Collection entries:
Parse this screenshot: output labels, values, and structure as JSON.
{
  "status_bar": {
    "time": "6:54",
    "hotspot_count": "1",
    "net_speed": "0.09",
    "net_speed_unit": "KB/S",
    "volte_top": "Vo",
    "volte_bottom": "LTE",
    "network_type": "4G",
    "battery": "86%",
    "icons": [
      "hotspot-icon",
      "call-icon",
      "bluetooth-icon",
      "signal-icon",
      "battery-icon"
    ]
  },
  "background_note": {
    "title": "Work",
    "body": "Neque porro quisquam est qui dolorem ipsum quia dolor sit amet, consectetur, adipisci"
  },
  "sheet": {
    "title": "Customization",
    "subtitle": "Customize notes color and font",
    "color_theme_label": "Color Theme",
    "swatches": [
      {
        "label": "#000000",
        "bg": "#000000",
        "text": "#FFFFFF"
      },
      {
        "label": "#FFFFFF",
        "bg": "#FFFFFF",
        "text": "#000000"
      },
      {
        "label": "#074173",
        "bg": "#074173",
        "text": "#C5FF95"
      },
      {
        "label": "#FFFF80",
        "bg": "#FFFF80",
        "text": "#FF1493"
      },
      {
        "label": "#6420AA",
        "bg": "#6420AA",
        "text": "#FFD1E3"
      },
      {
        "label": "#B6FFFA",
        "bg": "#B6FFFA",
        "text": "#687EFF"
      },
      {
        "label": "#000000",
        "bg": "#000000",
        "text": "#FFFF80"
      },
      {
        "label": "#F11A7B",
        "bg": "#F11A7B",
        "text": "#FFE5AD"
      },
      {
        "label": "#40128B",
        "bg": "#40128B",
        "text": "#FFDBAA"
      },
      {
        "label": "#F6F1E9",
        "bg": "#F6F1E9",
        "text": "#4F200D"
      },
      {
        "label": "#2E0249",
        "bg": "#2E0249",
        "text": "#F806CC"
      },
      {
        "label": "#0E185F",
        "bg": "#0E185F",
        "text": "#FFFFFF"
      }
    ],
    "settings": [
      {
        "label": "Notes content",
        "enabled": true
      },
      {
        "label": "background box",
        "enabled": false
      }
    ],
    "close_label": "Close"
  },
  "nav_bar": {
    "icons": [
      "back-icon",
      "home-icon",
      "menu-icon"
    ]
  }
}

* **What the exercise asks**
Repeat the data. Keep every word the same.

* **Problem solution**
Parse this screenshot: output labels, values, and structure as JSON.
{
  "status_bar": {
    "time": "6:54",
    "hotspot_count": "1",
    "net_speed": "0.09",
    "net_speed_unit": "KB/S",
    "volte_top": "Vo",
    "volte_bottom": "LTE",
    "network_type": "4G",
    "battery": "86%",
    "icons": [
      "hotspot-icon",
      "call-icon",
      "bluetooth-icon",
      "signal-icon",
      "battery-icon"
    ]
  },
  "background_note": {
    "title": "Work",
    "body": "Neque porro quisquam est qui dolorem ipsum quia dolor sit amet, consectetur, adipisci"
  },
  "sheet": {
    "title": "Customization",
    "subtitle": "Customize notes color and font",
    "color_theme_label": "Color Theme",
    "swatches": [
      {
        "label": "#000000",
        "bg": "#000000",
        "text": "#FFFFFF"
      },
      {
        "label": "#FFFFFF",
        "bg": "#FFFFFF",
        "text": "#000000"
      },
      {
        "label": "#074173",
        "bg": "#074173",
        "text": "#C5FF95"
      },
      {
        "label": "#FFFF80",
        "bg": "#FFFF80",
        "text": "#FF1493"
      },
      {
        "label": "#6420AA",
        "bg": "#6420AA",
        "text": "#FFD1E3"
      },
      {
        "label": "#B6FFFA",
        "bg": "#B6FFFA",
        "text": "#687EFF"
      },
      {
        "label": "#000000",
        "bg": "#000000",
        "text": "#FFFF80"
      },
      {
        "label": "#F11A7B",
        "bg": "#F11A7B",
        "text": "#FFE5AD"
      },
      {
        "label": "#40128B",
        "bg": "#40128B",
        "text": "#FFDBAA"
      },
      {
        "label": "#F6F1E9",
        "bg": "#F6F1E9",
        "text": "#4F200D"
      },
      {
        "label": "#2E0249",
        "bg": "#2E0249",
        "text": "#F806CC"
      },
      {
        "label": "#0E185F",
        "bg": "#0E185F",
        "text": "#FFFFFF"
      }
    ],
    "settings": [
      {
        "label": "Notes content",
        "enabled": true
      },
      {
        "label": "background box",
        "enabled": false
      }
    ],
    "close_label": "Close"
  },
  "nav_bar": {
    "icons": [
      "back-icon",
      "home-icon",
      "menu-icon"
    ]
  }
}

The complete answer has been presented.